Location: Kalamazoo, Michigan, USA
June 2, 2017 6:24 pm
I saw this bug on my apartment building and it scared me.
Signature: Krystina Edwards

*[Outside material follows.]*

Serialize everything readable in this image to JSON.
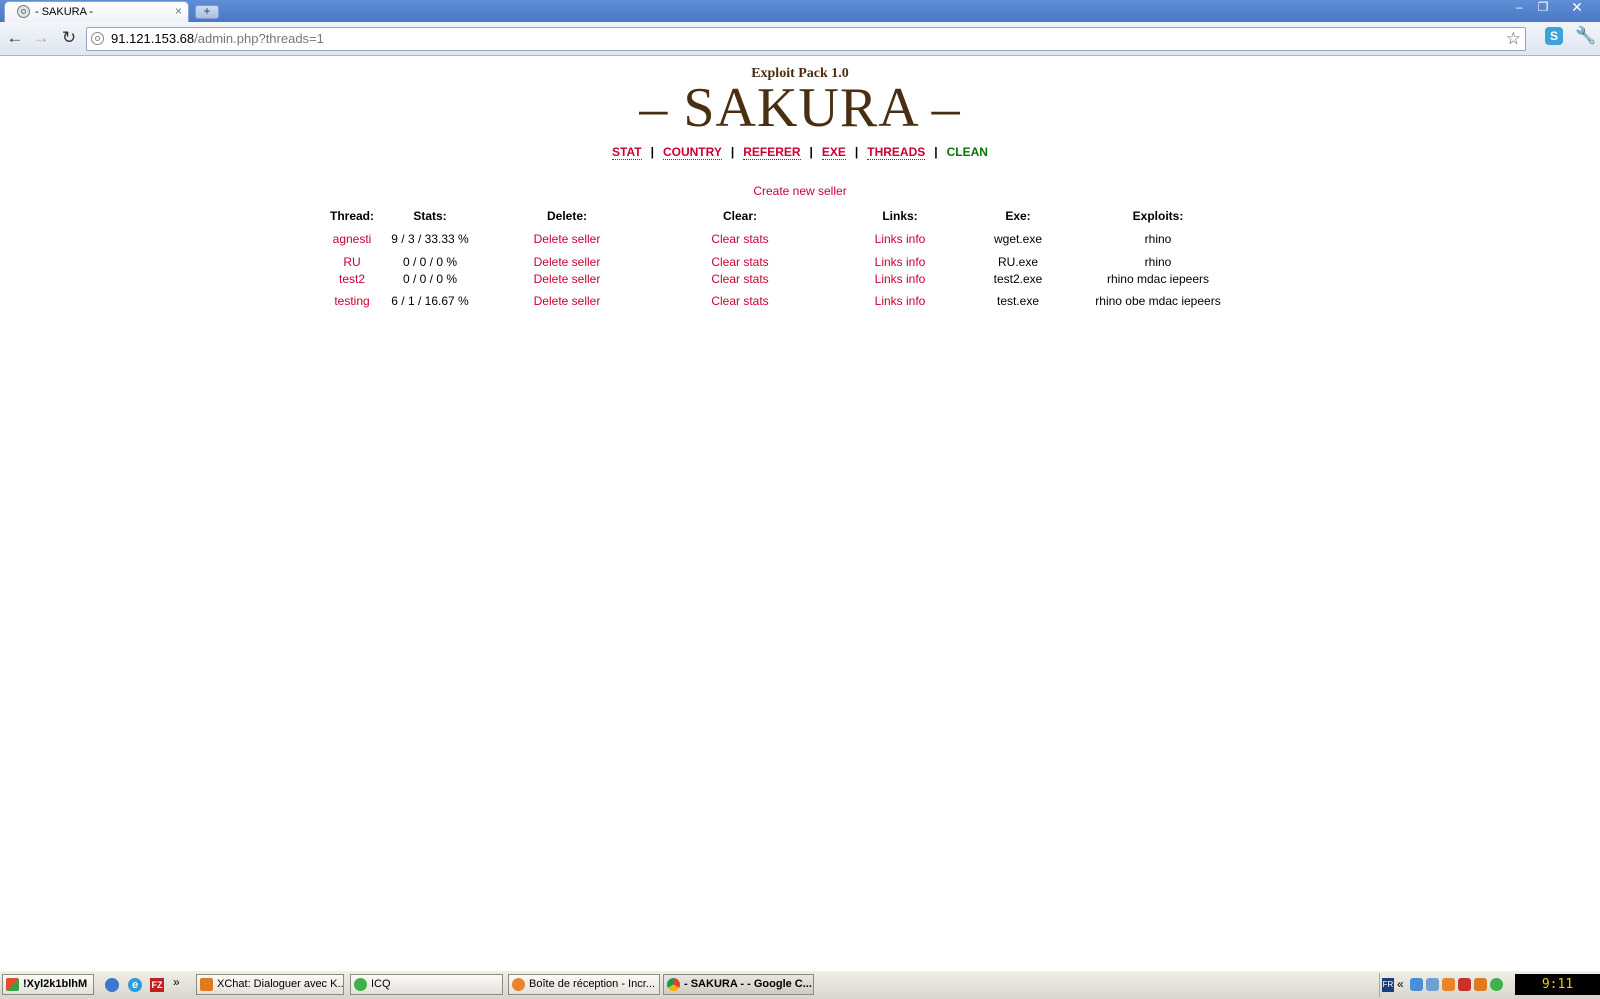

You have nothing to fear. This is a Picture Winged Fly, Idana marginata, and we verified its identification on BugGuide. What appears to be a stinger is actually the ovipositor of a female, an organ she uses to lay eggs. According to BugGuide, the larva “Develops in compost” and adults are “Sometimes found feeding on sap at tree wounds.” An amusing encounter with this insect is published on The Incorrigible Entomologist: “Walking around my yard one morning a few years ago, I looked up into a maple tree to see an unbelievably beautiful insect. Golden yellow and tan, with a striking pattern of black stripes and splotches, the critter looked down at me, rowing its wings back and forth with a feeling of knowing exactly what it was doing. It was unmistakably a fly, but it was huge by Maine fly standards – about 10 mm long. It was also perched high up on the tree trunk, too high to be reached by hand or net. Luckily I had my camera with me. Unluckily, it was only my little point and shoot. I took aim and fired off three shots before the fly, well, flew. Only one photo was in focus, and since the critter was so far away, it was not a very good photo at all. Something as distinctive as this had to be identifiable, though. ‘Well’, I thought, ‘I’ll post it on BugGuide and see if anyone can point me in the right direction’. Two hours later I had my answer, courtesy of veteran BG editor v belov. It was Idana marginata, eastern North America’s largest picture-winged fly. This family, Ulidiidae, contains about 130 species in North America, many of which are very brightly colored and patterned, hence the common name. Most develop in decaying organic matter, or in roots.”